Japan Press Weekly
[Advanced search]
Past issues
Special issues
Fact Box
Feature Articles
Mail to editor
Mail magazine
HOME  > Past issues  > 2023 June 28 - July 4  > Japan's delay stands out in G7 Ministerial Meeting on Gender Equality
> List of Past issues
Bookmark and Share
2023 June 28 - July 4 TOP3 [SOCIAL ISSUES]

Japan's delay stands out in G7 Ministerial Meeting on Gender Equality

June 29, 2023
Akahata editorial (excerpts)

The G7 Ministerial Meeting on Gender Equality and Women's Empowerment took place in Nikko City in Tochigi Prefecture on June 24 and 25.

The G7 Gender Equality Ministers adopted the "Nikko Statement" reaffirming their commitment to accelerating their efforts "toward full gender equality". They set the following challenges in "Advancing Gender Equality and the Empowerment of Women and Girls": Promoting economic empowerment; Recognizing, Reducing, and Redistributing Unpaid Care and Domestic Work, and Supporting Care Workers; Addressing Sexual and Gender-Based Violence; Advancing Sexual and Reproductive Health and Rights; and Increasing Women's Representation in Decision-Making. They stated that they will continue their efforts toward "realizing a society where the human rights and dignity of all women, girls, and LGBTQIA+ persons are fully respected, promoted, and protected". They are also committed to "fighting the backlash against gender equality".

Ogura Masanobu, Japan's Minister of State for Gender Equality who presided at the ministerial meeting, boasted, "The meeting has produced significant results." However, all the challenges the joint statement put force are things that the Japanese government has long left behind in disregard of women's and concerned citizens' demands. As the host country, Japan is responsible to put the terms of agreement into practice.

In the runup to the G7 Hiroshima Summit and Nikko Equality Meeting, the Federation of Japan Women's Organizations (Fudanren) and many other women's groups demanded that the Japanese government ratify the Optional Protocol to the UN Convention on the Elimination of All Forms of Discrimination against Women, introduce a selective dual-surname system, and legalize same-sex marriage. Nevertheless, the Japanese government did not put these tasks on the agenda for the Nikko Meeting.

The joint dialogue between G7 ministers and civil society was held on June 26 in Tokyo. Many concerned citizens criticized Japan for lagging behind international standards in efforts to support victims of domestic violence, guarantee sexual minorities' human rights, remove barriers to accessing safe contraception and safe abortion, and enhance women's participation in politics. The government should listen to and meet their demands.
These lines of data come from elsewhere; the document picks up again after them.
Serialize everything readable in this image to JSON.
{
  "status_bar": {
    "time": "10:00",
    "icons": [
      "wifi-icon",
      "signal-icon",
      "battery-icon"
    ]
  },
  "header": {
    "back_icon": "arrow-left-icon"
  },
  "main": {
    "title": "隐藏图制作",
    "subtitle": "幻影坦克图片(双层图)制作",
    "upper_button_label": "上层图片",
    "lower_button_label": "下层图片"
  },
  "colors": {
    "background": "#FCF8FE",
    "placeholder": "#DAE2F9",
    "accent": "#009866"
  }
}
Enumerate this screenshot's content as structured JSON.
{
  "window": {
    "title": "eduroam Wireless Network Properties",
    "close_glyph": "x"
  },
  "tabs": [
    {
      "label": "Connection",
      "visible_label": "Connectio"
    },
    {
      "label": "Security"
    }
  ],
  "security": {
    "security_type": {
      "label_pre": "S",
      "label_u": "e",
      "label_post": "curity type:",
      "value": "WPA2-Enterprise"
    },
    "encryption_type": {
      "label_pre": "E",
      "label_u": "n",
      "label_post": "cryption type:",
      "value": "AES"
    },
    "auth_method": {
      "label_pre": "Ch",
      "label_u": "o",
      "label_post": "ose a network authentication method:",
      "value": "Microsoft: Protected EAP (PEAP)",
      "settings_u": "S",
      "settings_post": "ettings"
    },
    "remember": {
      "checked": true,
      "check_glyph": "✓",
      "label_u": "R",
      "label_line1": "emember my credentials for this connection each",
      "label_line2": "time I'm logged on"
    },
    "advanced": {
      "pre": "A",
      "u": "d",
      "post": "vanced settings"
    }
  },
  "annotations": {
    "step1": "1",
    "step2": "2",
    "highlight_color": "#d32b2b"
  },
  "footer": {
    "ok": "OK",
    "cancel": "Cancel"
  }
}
Past related article:
> Ousting patriarchy advocates from political stage needed to realize gender-equal Japan [June 25, 2023]
> List of Past issues
  Copyright (c) Japan Press Service Co., Ltd. All right reserved